Q1 for Darden tends to be not as busy in summertime as previous quarters and Q1 2014 EPS is estimated at 0.74, which is lower than their previous year Q1 at 0.85 In Darden's last quarter conference call Darden's CEO Clarence Otis quickly cited traffic erosion. In the competitive landscape that Darden operates in, there will always be times of slower traffic and above average traffic depending on outside factors such as weather, economic conditions, promotions and high gasoline prices for example. These factors have the ability for the overall consumer to cut their discretionary spending and eat at home or go to lower priced restaurants. In the past Darden has been successful at configuring their menu mix toward current consumer trends to make up for an economic slowdown. However, I believe that traffic erosion is a crucial step in the progress of a traffic slowdown that may take more time to recover. The current promotions at Red Lobster and Olive Garden are attractive for the consumer, but the lower price points make it hard for margin expansion at Darden.
When looking at the chart above margins are still in a fair range for Darden, but are down versus 2012. In the chart below due to lower margins and operating challenges, I believe that Darden's price will move closer to (the blue line) as Darden is still facing challenging, but favorable operating conditions.

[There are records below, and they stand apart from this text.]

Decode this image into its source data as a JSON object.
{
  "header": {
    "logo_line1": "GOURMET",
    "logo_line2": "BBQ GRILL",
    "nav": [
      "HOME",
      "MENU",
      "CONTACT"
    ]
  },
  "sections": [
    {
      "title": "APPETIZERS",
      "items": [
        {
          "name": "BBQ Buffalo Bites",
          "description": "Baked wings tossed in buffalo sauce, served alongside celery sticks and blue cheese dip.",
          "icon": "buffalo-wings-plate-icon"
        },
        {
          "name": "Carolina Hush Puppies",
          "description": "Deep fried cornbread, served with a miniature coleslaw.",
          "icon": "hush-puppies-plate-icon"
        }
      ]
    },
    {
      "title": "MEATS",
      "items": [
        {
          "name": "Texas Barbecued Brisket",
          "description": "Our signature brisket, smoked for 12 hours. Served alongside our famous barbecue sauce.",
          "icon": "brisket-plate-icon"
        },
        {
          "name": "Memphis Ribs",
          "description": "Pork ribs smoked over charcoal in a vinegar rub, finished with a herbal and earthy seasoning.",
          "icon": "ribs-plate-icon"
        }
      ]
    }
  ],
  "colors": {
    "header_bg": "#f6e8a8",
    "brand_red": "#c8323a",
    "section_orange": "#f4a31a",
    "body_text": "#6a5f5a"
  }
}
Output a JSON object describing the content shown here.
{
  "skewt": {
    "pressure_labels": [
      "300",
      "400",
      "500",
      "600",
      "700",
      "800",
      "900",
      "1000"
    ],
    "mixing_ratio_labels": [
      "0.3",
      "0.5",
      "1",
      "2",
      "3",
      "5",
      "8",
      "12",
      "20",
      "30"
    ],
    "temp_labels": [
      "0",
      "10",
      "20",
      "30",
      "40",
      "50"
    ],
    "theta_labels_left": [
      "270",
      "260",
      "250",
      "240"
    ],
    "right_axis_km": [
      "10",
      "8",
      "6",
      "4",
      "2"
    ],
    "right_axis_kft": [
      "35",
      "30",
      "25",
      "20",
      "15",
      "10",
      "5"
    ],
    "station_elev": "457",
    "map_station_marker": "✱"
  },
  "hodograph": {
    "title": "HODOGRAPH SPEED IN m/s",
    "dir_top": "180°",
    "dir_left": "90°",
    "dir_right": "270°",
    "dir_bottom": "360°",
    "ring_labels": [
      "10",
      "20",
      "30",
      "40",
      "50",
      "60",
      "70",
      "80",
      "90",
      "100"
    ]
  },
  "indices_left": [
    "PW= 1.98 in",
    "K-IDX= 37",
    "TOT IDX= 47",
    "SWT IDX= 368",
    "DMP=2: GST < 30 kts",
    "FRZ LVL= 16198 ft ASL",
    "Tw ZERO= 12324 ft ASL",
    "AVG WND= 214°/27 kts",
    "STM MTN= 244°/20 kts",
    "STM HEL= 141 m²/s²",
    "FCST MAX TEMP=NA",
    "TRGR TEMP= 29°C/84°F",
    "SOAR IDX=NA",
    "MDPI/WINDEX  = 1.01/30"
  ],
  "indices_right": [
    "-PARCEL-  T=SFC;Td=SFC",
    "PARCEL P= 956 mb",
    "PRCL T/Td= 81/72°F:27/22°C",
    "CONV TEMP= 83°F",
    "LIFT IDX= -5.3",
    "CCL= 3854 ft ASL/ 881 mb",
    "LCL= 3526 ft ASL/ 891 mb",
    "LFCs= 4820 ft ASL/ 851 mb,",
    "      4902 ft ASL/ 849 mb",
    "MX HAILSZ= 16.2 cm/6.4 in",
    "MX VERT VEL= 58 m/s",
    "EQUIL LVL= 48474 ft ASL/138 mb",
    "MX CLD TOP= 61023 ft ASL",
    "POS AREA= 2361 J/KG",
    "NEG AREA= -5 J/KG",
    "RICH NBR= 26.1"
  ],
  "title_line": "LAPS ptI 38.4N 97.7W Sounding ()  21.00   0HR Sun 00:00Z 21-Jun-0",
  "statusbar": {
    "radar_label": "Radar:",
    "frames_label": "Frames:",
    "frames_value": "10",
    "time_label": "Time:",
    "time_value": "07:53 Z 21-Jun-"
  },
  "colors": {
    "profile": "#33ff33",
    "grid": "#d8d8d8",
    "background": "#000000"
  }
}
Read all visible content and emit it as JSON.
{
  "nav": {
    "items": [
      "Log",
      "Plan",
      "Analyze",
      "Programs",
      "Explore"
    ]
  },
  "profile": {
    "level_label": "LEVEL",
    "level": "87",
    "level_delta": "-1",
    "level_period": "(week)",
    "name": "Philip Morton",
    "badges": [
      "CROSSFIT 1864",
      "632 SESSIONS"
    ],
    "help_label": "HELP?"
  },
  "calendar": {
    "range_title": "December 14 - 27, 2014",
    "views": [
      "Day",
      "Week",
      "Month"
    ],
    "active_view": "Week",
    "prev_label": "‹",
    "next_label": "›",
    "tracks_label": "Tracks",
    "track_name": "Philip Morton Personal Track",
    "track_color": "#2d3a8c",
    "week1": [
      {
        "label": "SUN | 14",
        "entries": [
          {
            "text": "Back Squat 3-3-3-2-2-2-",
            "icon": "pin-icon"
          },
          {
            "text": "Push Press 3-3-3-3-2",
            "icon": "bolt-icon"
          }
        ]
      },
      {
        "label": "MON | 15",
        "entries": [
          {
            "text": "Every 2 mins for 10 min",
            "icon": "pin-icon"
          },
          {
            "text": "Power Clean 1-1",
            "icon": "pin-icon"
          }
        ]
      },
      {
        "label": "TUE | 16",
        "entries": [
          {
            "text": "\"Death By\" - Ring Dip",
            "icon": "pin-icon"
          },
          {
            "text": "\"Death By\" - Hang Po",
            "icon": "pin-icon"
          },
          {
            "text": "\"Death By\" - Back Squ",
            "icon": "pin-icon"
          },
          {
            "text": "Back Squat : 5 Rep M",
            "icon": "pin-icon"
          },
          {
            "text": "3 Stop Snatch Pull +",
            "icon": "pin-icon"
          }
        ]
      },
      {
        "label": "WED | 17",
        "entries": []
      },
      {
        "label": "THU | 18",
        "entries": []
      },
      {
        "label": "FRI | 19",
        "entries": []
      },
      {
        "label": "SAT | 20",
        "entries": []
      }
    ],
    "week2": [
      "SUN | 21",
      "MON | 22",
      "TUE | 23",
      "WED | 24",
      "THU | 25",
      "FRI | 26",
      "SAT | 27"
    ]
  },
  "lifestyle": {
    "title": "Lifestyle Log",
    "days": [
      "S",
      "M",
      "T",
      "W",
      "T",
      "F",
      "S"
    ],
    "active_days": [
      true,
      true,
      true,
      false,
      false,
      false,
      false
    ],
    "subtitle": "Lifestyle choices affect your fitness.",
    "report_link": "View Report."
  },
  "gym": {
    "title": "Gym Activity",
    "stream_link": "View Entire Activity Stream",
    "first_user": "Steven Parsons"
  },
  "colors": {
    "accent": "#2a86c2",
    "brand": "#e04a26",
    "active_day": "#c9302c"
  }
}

Besides Darden's Red Lobster and Olive Garden restaurants, one cannot also forget Longhorn Steakhouse. LongHorn was owned by RARE Hospitality before being acquired by Darden in August 2007. Longhorn is behind Red Lobster and Olive garden in terms of sales and unit sales. Since only being with Darden for a little over five years the Longhorn brand has done well in terms of sales with almost half of the number of restaurants Red Lobster and Olive Garden have. While growth will be slower for newer Red Lobsters and Oliver Gardens I believe there is still more room for Longhorn to grow. LongHorn's landscape geography is mostly in the eastern half of the United States and generally offers a similar price point to a Red Lobster restaurant. LongHorn also has menu mix pricing power as the chain offers a mixture of higher end food (fish, chicken, ribs and seafood), while still keeping their brand identity as a steakhouse. Darden's specialty restaurant group that includes Bahama Breeze, Capital Grille, Eddie V's and Yardhouse generally have catered to upper middle income/upper income consumers that are not as price conscious and where check averages are higher than Red Lobster and Olive Garden. I believe the restaurant specialty group is the hidden gem inside of Darden that does not need explosive growth in order to grow sales. The specialty group of restaurants can generally be more selective on geographic locations for growth opportunities and can withstand competition from other casual/quick casual restaurants due to lower competition for the upper income diner. While I believe growth will be slowing down for newer Red Lobsters and Olive Gardens, the takeaway is that there still is plenty of room for Longhorn and the restaurant specialty group to expand in the United States. This can add to a favorable sales mix if one or more brands of Darden struggle to meet expectations.
Despite a challenging environment and traffic slowdown, Darden's battle against a changing consumer is one that Darden has faced before. The only difference is Darden's armada of restaurants is growing and the ship may take more time to turn around than in the past. Since mid-January 2010 Darden's share price has traded within a range of between $45-$55 a share and they have constantly increased their dividend.
Darden currently has a 4.6% $2.20 per share dividend that has been great for long-term investors. However, with subdued EPS growth I believe the future for future dividend increases will be small at best/none due to Darden focusing on improving same-store traffic and working on a number of cost saving initiatives. These cost saving initiatives include facilities maintenance and supply chain automation that will help streamline operations and reduce the cost of outsourcing. In the long term, Darden has a management team that is swift to act and admit mistakes when necessary, but in the short term, I remain bearish on Darden and would rather wait for a more attractive opportunity in the low 40's before initiating/adding to a position.